1) Stop making iTunes bigger and bigger
Apple, last time I checked iTunes is more than 90 megs to download. True, broadband is becoming better and better so its not really the size that bothers me. Its the fact that Apple insists on installing every iTunes feature on my machine. If I do not have a Apple TV, why is the components already installed? If I dont have an Airport Express, why would I want Airplay? True, you migh argue that Apple tries to simplify things by making one thing that you download, and that many of these devices use the exact same framework. Thats fine – but then at least give me the option te remove certain components, especially considering that Apple’s iDevices portfolio is increasing every year (iPod, iPhone, iPad, AppleTv etc). Why is this an issue? That brings me to my next point.
2) Improve performance – a lot
First off, thanks Apple for improving things somewhat in iTunes 10. Hell, even my scrolling works properly. But the rest is still dog slow. But lets try to keep it that way please? You might also want to try writing the next iTunes in Cocoa. Objective-C will speed things up a lot. But I reckon its the porting to Windows that is the problem. The Windows version of iTunes is consistently worse than the Mac version.
Firing up large videos still take a lot of time, especially HD files. If HD files fire up instantly when using quicklook, why does iTunes take that long?
3) Wireless Sync
The very fact that Apple’s latest wifi enabled iDevices need to sync with a cable is beyond me. I think Apple needs to shift away from the idea that we have to tether their devices.

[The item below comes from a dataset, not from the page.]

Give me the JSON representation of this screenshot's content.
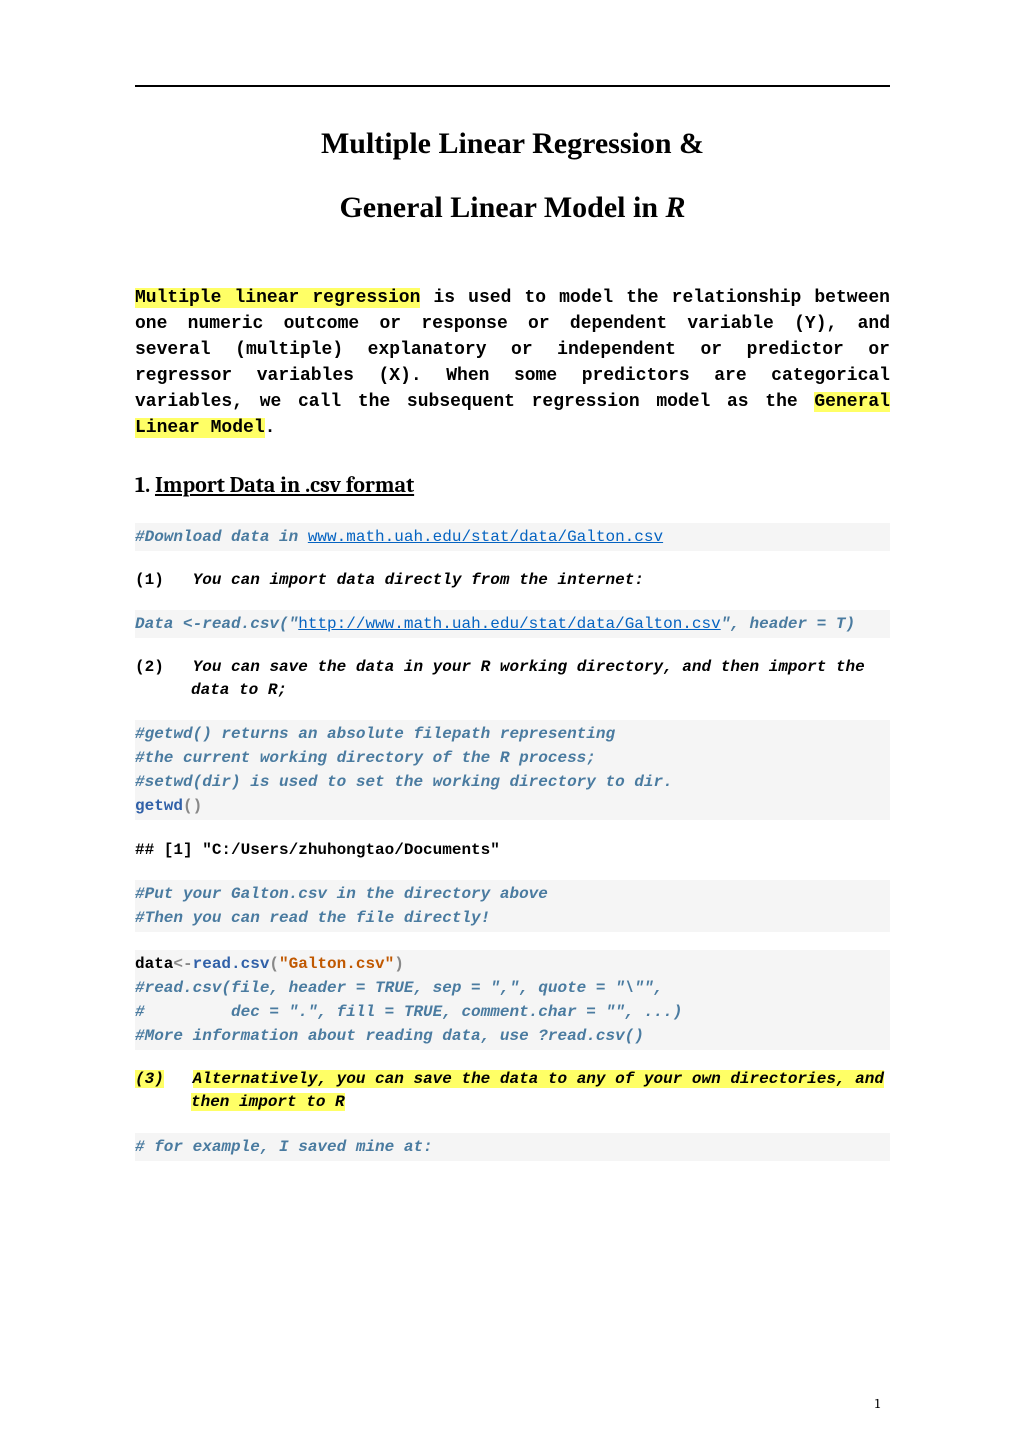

I meet a lot of people who have never plugged in their iPhones once into their computer, seeing as they were activated at the store when they bought it. This means when they loose their phones, they have no backup anywhere. Now you might argue that is the result of their own stupidity – but how easy would it be for Apple to fix that with an automatic incremental backup over wifi? I am not saying Wifi should replace the USB cable (battery life with very large syncs is of course a concern), just give us the option?
4) Brighten up the interface
iTunes is becoming quite a ugly application to run. With all of Apple’s user interface design chops, do we not deserve a better looking application? Hell, if you squint your eyes its starting to look a like a spreadsheet. In iTunes 10 you removed the colours from your menu on the left – so it is now a big gray blob. Well, except for the album art. Take a look at the Zune player interface – while I might not agree with the design guidelines, you have to admit its a lot more attractive than the gray bohemeth that iTunes has become.
I also think Apple should make its Front Row interface part of iTunes (for PC’s as well). Yes, yes I know it goes my first point, but hear me out. Most people these days are getting bigger and bigger monitors, and as such are getting higher resolutions as well. On a full HD screen iTunes becomes quite a finicky guy to use from more than a meter away. Why not give us a 10 foot interface for iTunes as well?
But to be honest, I am a very happy camper with iTunes. Considering the number of features it is sporting these days, Apple has managed to keep the inteface remarkably refined – but not perfect. I reckon iTunes is up for a big rewrite in the future, with performance being issue number 1.
Related: If you want to be able download Apps, Music, Movies, TV Series etc from the US iTunes store, even if you live in SA, here is how to do it.